TASK TO CARRY OUT =>
Check every line of the records below for the string "OpenStreetMap" and copy the ones that have it.

++++ TASK DATA ++++

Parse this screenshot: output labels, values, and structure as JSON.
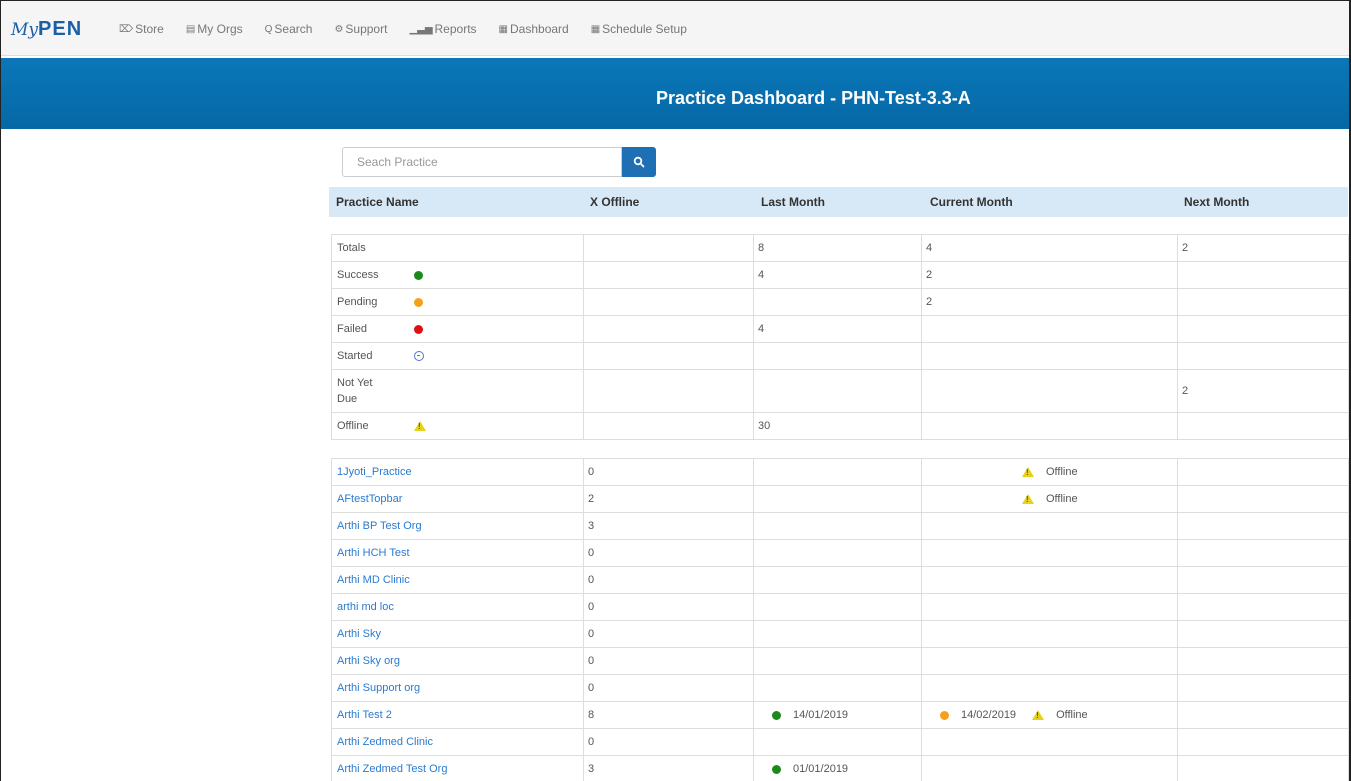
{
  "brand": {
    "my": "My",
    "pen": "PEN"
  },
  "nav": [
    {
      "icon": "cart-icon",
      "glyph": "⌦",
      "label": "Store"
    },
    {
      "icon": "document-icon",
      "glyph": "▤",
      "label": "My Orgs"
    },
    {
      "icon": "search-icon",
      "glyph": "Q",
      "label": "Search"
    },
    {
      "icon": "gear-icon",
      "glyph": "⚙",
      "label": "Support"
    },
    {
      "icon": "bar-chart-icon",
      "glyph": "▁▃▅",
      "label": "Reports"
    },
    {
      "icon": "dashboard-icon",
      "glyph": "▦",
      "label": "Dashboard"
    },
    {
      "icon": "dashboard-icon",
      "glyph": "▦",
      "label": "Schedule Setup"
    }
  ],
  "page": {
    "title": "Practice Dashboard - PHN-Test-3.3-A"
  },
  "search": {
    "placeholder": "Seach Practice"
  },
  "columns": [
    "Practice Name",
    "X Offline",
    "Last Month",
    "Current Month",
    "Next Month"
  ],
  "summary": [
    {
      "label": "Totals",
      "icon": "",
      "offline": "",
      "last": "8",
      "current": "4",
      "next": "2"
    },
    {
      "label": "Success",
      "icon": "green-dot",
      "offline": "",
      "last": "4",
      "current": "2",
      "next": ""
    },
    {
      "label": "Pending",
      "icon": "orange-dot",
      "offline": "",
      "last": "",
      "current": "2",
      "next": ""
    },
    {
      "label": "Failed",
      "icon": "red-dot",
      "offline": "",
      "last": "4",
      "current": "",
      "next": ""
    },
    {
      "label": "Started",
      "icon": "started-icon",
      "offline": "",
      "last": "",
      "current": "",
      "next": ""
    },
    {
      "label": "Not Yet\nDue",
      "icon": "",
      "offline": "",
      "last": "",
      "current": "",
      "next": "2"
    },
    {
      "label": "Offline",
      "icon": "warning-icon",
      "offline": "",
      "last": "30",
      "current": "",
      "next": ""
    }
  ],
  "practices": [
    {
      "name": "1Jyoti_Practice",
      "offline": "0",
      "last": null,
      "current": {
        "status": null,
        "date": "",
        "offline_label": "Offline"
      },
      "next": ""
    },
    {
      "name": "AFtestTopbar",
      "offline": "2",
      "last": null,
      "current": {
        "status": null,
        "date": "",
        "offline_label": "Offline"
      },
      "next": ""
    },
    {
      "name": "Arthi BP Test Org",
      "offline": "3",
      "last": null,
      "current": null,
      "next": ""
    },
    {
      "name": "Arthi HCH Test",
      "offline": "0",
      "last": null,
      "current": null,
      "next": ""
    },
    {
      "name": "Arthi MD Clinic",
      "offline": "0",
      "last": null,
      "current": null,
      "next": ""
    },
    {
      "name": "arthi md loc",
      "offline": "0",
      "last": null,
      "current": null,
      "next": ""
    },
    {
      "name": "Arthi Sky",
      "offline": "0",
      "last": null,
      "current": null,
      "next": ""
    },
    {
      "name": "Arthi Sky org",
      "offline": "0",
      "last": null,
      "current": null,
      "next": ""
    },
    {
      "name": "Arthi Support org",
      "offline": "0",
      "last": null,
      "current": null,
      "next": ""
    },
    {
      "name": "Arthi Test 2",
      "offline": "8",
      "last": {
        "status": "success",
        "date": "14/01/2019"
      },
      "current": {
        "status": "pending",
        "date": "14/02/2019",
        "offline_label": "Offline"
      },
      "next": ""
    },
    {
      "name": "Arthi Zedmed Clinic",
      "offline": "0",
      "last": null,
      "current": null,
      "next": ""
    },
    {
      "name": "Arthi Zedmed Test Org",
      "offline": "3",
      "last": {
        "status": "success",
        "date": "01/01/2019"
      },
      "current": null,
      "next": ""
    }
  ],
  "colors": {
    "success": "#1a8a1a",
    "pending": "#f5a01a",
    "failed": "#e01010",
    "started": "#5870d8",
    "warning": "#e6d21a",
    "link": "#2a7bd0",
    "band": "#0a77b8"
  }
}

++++
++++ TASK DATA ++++

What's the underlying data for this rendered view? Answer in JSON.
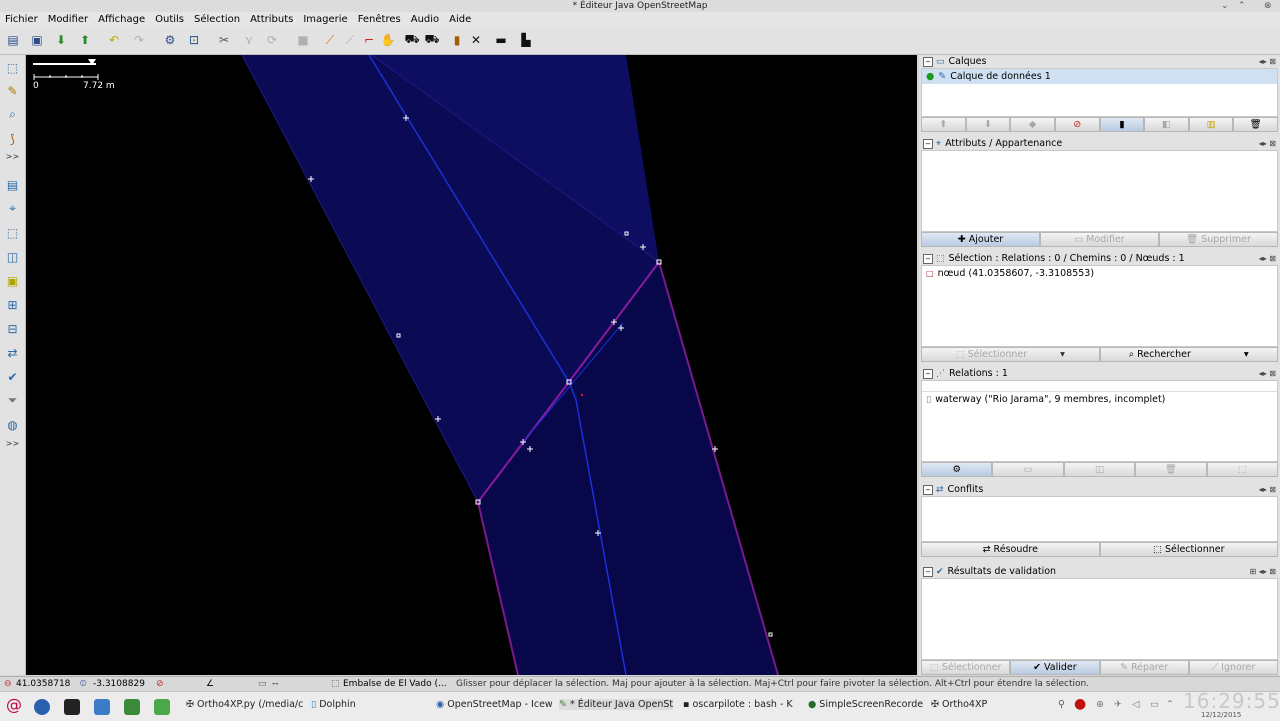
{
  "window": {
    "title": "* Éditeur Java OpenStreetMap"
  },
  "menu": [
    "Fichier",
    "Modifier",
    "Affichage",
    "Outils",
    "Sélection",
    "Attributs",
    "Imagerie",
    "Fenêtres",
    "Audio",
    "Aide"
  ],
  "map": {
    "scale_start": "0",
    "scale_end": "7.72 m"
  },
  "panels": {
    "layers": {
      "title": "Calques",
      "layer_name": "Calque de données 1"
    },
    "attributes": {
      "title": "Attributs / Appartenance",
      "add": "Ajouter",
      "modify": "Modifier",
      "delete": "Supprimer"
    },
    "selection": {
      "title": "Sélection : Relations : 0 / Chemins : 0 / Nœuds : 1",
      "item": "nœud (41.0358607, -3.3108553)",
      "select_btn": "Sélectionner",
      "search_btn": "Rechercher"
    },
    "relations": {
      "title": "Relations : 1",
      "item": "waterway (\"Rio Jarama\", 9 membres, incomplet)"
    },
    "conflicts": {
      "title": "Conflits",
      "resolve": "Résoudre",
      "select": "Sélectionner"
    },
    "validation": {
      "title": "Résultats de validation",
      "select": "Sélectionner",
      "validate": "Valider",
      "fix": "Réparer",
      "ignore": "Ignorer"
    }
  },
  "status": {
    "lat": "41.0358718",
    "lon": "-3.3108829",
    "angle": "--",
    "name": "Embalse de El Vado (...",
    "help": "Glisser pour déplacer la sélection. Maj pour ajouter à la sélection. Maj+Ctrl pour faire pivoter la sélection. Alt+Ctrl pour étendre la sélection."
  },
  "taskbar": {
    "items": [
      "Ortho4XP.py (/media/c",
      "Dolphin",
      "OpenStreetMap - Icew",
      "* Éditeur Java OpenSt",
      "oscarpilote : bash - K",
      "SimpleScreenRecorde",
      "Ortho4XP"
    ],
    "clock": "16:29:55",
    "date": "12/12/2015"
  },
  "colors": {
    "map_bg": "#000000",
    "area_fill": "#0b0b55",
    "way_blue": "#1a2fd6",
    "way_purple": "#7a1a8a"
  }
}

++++
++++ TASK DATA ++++

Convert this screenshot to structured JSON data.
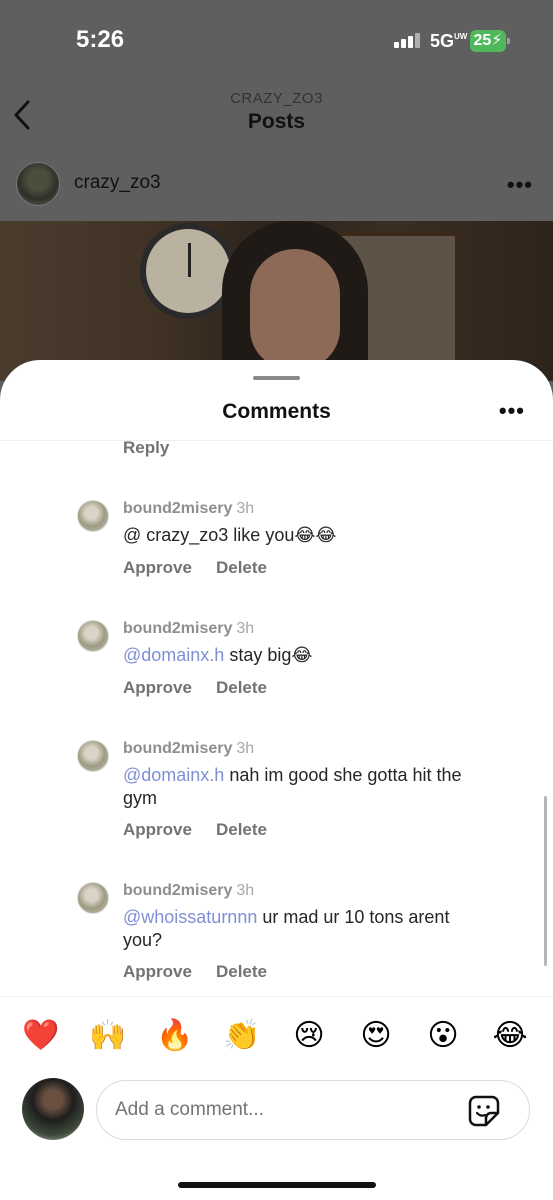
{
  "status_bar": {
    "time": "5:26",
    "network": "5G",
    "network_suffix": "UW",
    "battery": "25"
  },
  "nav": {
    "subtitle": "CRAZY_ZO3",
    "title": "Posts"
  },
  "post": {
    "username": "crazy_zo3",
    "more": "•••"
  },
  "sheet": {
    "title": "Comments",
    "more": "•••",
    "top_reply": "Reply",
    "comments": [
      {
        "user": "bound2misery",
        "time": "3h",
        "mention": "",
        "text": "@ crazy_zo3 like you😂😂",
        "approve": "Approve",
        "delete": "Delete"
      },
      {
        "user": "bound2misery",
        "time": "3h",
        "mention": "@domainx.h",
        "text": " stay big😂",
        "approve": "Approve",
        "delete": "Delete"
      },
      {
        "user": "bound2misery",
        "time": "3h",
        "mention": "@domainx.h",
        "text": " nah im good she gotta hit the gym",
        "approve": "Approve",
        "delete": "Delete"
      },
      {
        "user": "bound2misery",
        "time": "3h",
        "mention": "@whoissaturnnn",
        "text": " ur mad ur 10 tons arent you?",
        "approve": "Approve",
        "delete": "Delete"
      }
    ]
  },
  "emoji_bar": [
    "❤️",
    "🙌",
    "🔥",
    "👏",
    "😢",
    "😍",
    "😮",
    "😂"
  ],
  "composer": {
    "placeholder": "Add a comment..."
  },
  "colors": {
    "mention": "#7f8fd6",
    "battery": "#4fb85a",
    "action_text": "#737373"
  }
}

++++

WRITTEN SOLUTION =>
    "title": "* Éditeur Java OpenStreetMap"
      "OpenStreetMap - Icew",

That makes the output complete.